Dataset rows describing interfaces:
• • •
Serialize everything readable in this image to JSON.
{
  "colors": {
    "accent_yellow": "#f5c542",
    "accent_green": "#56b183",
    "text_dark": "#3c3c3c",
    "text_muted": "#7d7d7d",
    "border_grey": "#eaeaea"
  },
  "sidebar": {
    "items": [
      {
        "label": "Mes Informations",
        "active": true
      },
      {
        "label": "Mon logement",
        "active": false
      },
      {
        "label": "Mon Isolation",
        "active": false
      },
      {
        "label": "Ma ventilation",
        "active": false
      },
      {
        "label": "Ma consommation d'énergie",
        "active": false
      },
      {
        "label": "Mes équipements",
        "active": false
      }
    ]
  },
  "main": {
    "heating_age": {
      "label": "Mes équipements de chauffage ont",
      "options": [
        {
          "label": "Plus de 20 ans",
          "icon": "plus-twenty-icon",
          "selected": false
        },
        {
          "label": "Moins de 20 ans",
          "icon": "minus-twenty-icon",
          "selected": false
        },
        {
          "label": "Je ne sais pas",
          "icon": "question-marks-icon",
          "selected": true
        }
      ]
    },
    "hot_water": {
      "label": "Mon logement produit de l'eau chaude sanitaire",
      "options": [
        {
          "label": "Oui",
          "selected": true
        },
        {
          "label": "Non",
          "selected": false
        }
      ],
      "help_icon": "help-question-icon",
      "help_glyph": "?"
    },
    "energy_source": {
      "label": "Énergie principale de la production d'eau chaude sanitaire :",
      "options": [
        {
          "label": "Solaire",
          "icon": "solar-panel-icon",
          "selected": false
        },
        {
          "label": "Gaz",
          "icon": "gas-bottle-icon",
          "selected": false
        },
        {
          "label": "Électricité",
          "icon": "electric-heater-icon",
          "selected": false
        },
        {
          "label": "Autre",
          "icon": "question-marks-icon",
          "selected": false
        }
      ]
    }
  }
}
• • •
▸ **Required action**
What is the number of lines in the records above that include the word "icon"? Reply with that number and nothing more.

▸ **Solution to the exercise**
8